**Exercise goal**
Please filter the entries for the word "placeholder" and copy every line that has it.

**Excerpted data**

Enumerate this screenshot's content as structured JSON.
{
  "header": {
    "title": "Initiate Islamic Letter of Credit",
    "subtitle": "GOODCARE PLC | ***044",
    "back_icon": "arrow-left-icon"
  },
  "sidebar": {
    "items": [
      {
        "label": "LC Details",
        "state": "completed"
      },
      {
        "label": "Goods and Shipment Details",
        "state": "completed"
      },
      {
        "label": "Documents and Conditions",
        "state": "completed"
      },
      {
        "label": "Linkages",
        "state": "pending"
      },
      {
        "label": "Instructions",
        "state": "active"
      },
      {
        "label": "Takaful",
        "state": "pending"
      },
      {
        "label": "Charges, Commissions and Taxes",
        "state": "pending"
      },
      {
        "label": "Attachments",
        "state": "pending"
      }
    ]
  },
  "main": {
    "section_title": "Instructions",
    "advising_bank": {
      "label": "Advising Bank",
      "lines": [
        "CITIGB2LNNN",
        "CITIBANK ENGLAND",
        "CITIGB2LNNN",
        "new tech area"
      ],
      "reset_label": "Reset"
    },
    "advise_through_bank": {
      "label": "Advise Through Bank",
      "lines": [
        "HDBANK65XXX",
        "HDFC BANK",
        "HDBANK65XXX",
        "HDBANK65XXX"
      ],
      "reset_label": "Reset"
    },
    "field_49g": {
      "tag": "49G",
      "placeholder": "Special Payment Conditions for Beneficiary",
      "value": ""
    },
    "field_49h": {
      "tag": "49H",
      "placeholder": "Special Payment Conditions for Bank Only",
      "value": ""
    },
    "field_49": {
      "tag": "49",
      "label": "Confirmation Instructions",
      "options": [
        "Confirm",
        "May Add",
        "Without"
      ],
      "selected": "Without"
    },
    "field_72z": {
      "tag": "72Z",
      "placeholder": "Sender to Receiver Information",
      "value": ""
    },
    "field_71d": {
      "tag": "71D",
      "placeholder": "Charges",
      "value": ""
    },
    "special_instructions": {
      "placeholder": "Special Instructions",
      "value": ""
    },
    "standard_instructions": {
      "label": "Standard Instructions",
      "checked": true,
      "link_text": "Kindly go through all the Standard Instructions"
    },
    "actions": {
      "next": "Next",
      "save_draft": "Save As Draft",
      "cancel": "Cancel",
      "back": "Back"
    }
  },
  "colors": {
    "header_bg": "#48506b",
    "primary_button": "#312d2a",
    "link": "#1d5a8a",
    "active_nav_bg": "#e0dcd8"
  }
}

**Output of the task**
      "placeholder": "Special Payment Conditions for Beneficiary",
      "placeholder": "Special Payment Conditions for Bank Only",
      "placeholder": "Sender to Receiver Information",
      "placeholder": "Charges",
      "placeholder": "Special Instructions",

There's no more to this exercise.